Planning Trees

Before we built our house, there were two dead Oak trees on the lot that we had to have cut down. They were in the way of where our house was going to sit and seemed like a magnet for lightning. Even knowing that, having them cut down pained me. Now, a dozen years later, we have about 30 trees of different kinds on our third of an acre (arborvitae, Japanese maples, Cleveland pears, smoke trees, a redbud, a flowering crabapple, a maple, an oak, a hydrangea, and a river birch). And this fall, we’re planning to plant more. 

There are so many reasons to plant trees– you only need one to spur you to action. (Incidentally, even if you do it yourself, it’s easier than you might imagine. I speak from the experience of, when our kids were tiny and our daylight hours were super busy, planting a tree by flashlight around 11pm at night.)

Trees purify the air we breathe, exchanging the carbon dioxide we exhale for the oxygen we inhale, and filtering dust and pollutants. They provide habitat for wildlife, each one nourishing and hosting communities of fungi, lichen, insects, birds, and mammals. They help the watershed by capturing rainfall and releasing it back into the atmosphere through evaporation…instead of letting rainfall run off over roads, eroding them, and picking up pollutants before going into streams, rivers, and lakes. Trees offer shade, cool the air, and reduce wind speeds. They reduce noise pollution, transforming the whoosh of traffic into the whisper of leaves in a breeze. As far as making a positive environmental impact, planting a tree (or ten) is probably the easiest, cheapest, and most environmentally significant thing most of us can do in our lifetime.

It’s also a good health decision. Trees help lower blood pressure and heart rate. They improve stress and anxiety, and help lift depression.

And undeniably, they stimulate our imaginations. When I was little, each tree was a castle I could climb into, play under, daydream in…I remember some favorite trees in as much detail as I do former houses. I even have favorite animated trees (the ones from Hayao Miyazaki’s My Neighbor Totoro). I still daydream under trees as often as I can (and, honestly, I still climb into one when the opportunity presents itself).

And unapologetically, I hug them.

Recalibrating

I’ve been quieter than I’d like to be here lately. Last month, my grandmother died. She lived to be 96 (and a half) years old, and died peacefully at home. Her death was not unexpected, but it was still a loss, and in the weeks since, I’ve been experiencing time in that weird, sometimes-lengthened/sometimes-compressed way you do after a big event or transition. I feel like I need recalibrating.

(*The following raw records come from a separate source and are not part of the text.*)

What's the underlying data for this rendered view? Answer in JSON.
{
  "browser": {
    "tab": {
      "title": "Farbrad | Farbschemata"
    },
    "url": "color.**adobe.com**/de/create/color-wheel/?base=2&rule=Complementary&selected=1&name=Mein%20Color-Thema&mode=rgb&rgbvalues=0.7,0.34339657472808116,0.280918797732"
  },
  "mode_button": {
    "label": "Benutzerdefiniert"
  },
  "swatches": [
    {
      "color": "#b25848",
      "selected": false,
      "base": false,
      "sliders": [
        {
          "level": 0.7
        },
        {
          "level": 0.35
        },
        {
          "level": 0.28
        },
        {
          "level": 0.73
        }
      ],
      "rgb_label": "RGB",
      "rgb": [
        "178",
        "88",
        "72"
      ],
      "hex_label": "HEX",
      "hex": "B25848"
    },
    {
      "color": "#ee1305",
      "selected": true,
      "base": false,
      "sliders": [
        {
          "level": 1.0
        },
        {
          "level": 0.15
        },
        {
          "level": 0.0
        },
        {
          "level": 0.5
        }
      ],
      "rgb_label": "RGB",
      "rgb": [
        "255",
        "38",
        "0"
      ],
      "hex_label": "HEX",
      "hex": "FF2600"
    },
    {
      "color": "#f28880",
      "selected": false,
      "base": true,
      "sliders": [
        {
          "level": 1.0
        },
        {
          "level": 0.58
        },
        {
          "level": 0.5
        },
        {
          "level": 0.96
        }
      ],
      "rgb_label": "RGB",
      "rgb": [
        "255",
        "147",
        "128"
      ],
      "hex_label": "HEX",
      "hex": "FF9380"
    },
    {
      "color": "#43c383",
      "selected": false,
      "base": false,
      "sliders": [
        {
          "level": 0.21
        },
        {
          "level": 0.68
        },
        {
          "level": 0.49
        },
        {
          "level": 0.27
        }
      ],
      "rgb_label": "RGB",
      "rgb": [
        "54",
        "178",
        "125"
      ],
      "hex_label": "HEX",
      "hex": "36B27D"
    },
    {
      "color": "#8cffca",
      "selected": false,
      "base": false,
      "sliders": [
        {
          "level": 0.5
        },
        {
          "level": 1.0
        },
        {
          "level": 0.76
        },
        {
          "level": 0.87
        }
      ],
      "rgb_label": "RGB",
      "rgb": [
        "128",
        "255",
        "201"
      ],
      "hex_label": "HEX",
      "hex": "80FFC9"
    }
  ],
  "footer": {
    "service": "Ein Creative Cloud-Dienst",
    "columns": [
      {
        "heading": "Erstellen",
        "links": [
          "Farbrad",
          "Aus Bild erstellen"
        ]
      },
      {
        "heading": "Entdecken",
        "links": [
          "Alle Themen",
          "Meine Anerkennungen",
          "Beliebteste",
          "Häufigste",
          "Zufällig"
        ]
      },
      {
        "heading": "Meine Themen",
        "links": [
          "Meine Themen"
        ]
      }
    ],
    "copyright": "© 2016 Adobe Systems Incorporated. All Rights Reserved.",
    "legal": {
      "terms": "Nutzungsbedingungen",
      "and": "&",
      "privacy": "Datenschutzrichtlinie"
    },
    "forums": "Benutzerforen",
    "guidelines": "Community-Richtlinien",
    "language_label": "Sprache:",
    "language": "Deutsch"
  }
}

Being outside usually helps my body snap back into sensing the season/month/day/time correctly, independent of a schedule, but I haven’t been spending as much time outdoors as I’d like either. After my grandmother’s passing, there were the arrangements, the visitation, the funeral, the luncheon…; then, a week-long parade of back-to-school season check-ups and appointments for me and my kids; I developed a skin issue that forced me to stay out of the sun and the prickly heat; then, it rained. I’m getting back to it, but I’m out of my usual rhythms.

My grandmother would not have ever thought of herself as an outdoorsy person, but (like a lot of people) she probably enjoyed nature more than she realized. When she was young, she loved lying in the sunshine and working on her tan; as a wife, mother, and grandmother, she planted flower beds and hosted backyard picnics; when she became home-bound, she loved to hear about my garden and its wildlife, and we set up a feeder outside her living room window so she could watch the birds (and deer, and squirrels) from her favorite chair.

Her favorite bird was the cardinal– I don’t know if because of its personality or its plumage…or just the fact that it is easily identifiable.

The other day, I saw one in the dawn redwood tree and, in spite of feeling out-of-sorts, I felt compelled to follow and photograph it. It kept finding great pockets of light, and it struck me as scrappy and cheery. I don’t believe it was a gift from my grandmother (what do I know?) but I do believe it was a gift, that a reminder of her visited me and recalled her.